About the Jewish Archives

Archive's History

The WSJA grew out of the Seattle Jewish History Project, a collaborative effort begun in 1968, between the Women's Division of the Jewish Federation of Greater Seattle and the Manuscripts and University Archives Division (now Special Collections) of the UW Libraries to collect and preserve primary source materials on local Jewish history.

In 1980 the scope was broadened with establishment of the Washington State Jewish Historical Society (WSJHS) as an independent non-profit statewide organization; its mission is to promote interest in and knowledge of the life, history, and culture of the Jewish people and communities of the State of Washington. WSJHS preserves and makes known this unique history through an array of programs that include special events and exhibits, publications including a prize-winning history, Family of Strangers, ongoing interviews with members of the Jewish community to obtain oral histories; tours of historic Jewish Seattle; development of a curriculum and a growing collection of artifacts. The Jewish Archives remain at the core of its activities. In 2016, the WSJHS launched a new digital museum: the Washington Jewish Museum.

For further details on WSJHS please visit the website at www.wsjhs.org



The original digital collection of Jewish Archives photographs was produced partially by funding by contributions from the Jewish Federation of Greater Seattle, the Rachel and Nissim Altabet Memorial Fund, and the 4Culture organization. The information for the collection was researched and prepared by the UW Libraries Special Collections and Cataloging staff in 2005-2009. Since 2009, Special Collections has continued to digitize photographs in the Jewish Archives to add to this online collection.

Oral Histories

The Jewish Archives Committee of the WSJHS has recorded interviews with Jewish community members across Washington State since 1968. For several years, with funding from individuals in the community, the Jewish Federation of Greater Seattle, and others, Special Collections staff have digitally transferred these recordings from the original audio cassette tapes. Consequently, many of the oral histories recorded since 1968 are available online. The Archives Committee continues to interview individuals for this project, and these born digital recordings are also added to this digital collection.

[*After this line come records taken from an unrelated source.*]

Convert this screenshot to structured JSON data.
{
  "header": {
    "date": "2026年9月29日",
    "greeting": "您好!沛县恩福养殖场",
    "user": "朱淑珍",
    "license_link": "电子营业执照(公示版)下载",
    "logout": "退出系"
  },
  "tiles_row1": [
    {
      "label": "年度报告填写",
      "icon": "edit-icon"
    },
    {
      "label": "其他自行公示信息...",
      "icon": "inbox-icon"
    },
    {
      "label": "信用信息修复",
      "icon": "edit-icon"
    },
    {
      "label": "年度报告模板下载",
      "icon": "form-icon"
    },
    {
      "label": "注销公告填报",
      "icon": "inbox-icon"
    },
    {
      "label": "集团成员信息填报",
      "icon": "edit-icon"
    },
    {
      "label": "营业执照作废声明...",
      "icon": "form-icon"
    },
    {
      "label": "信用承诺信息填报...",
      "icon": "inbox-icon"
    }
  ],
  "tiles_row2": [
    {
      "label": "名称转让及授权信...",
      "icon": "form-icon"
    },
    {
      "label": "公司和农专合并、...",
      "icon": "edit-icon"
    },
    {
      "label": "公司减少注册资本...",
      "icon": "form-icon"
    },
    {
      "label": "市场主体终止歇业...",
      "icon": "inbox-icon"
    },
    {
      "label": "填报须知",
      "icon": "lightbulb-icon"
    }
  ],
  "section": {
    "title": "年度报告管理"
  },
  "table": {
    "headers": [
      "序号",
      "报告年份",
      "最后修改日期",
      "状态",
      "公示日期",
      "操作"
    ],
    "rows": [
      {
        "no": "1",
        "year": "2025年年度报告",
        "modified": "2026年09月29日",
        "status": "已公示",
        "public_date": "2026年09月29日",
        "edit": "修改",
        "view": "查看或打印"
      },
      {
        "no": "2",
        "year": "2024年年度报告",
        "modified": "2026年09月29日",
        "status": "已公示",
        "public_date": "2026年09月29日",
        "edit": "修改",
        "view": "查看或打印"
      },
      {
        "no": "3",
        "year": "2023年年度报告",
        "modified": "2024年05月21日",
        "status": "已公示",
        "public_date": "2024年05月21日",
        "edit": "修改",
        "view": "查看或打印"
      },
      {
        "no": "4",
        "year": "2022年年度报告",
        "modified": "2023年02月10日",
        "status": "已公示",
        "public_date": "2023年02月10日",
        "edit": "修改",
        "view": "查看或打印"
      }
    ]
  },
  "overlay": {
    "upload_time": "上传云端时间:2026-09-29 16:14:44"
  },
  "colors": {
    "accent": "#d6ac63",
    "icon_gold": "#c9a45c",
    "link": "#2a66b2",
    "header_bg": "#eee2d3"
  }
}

Donating Items

If you would like to donate personal collections or organizational/business records to the Washington State Jewish Archives, please contact the WSJHS Consulting Archivist at wsjarch@uw.edu or archivist@wsjhs.org

Wondering if your collection is appropriate for the WSJA? These guidelines may help:

Photograph Wishlist

The archives is actively seeking unique photos of Jewish holidays, celebrations, and special events in Washington State or of Washington residents. We are particularly interested in 20th century photos that document the following:

  • Holidays
  • Rosh Hashanah
  • Yom Kippur
  • Sukkos
  • Simchat Torah
  • Hanukkah
  • Purim
  • Pesach/Passover
  • Home
  • Shabbat
  • Baking Challah
  • Building a Jewish home
  • Upsherin Food and cooking
  • Life Cycle
  • Bar Mitzvah
  • Bat Mitvah
  • Jewish weddings (ceremony and celebration)
  • Mikvah (building)
  • Shiva
  • Other
  • Israeli Independence
  • Israeli Air Lifts of Soviet Jews and Ethiopian Jews
  • Jewish arts, dance, music, etc.
  • Jewish camp
  • Jewish education
  • Jewish war veterans
  • Tefellin
  • Tzedaka
  • Buildings
  • All city Jewish chapel at 12th and Spruce, Seattle

Identifying Your Photos for the Archives

Use soft lead pencil (e.g., no. 2) -- pencil lightly on the backside of photos to Number and Date each photo.

On a separate page, write full description of each photo. (Word document format preferred.)

  1. Photo number
  2. Date of photo
  3. First and last names of individuals pictured
  4. Location
  5. Any other useful descriptive information (e.g., 50th anniversary celebration of synagogue)
  6. Current date
  7. Name, address, phone, and email  of person making the transfer
  8. Name, address, phone, and email of donor whose photos are to be transfered. (This may or may not be the same as #7.)

Preserving Your Family's Archive